Losing concentration? Lessons from a Swedish aid policy reform
Rune Hagen ()
Development Policy Review, 2018, vol. 36, issue S2, O984-O1003
Sweden is one of the donor countries that signed up for the Paris Agenda, which among other things advocated reducing aid dispersion. It also adopted its own geographical concentration policy in 2007. My empirical analysis shows that Sweden managed to achieve this goal only for two years following the reform and that this was followed by backsliding. Moreover, its current aid policy framework barely mentions the topic. I argue that a major reason was the failure to institutionalize the policy. This left it vulnerable to the regular politics of aid, which tend to generate both geographic and thematic spread. Reduced peer pressure, as the international community has moved away from the Paris Agenda, might also have contributed.
References: View references in EconPapers View complete reference list from CitEc
Citations: Track citations by RSS feed
Downloads: (external link)
Working Paper: Losing Concentration? Lessons from a Swedish Aid Policy Reform (2017)
This item may be available elsewhere in EconPapers: Search for items with the same title.
Export reference: BibTeX
RIS (EndNote, ProCite, RefMan)
Persistent link: https://EconPapers.repec.org/RePEc:bla:devpol:v:36:y:2018:i:s2:p:o984-o1003
Ordering information: This journal article can be ordered from
http://www.blackwell ... bs.asp?ref=0950-6764
Access Statistics for this article
Development Policy Review is currently edited by David Booth

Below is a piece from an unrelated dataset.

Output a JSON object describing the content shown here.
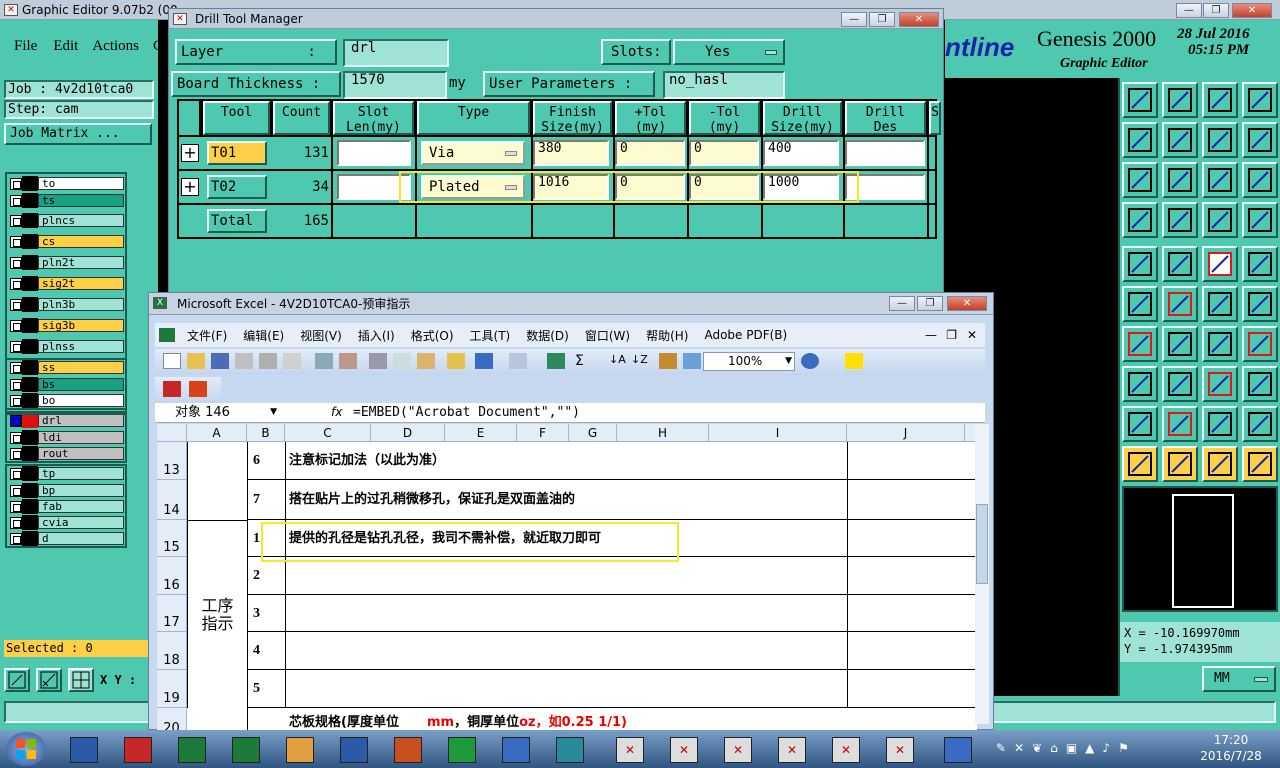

More articles in Development Policy Review from Overseas Development Institute Contact information at EDIRC.
Bibliographic data for series maintained by Wiley Content Delivery ().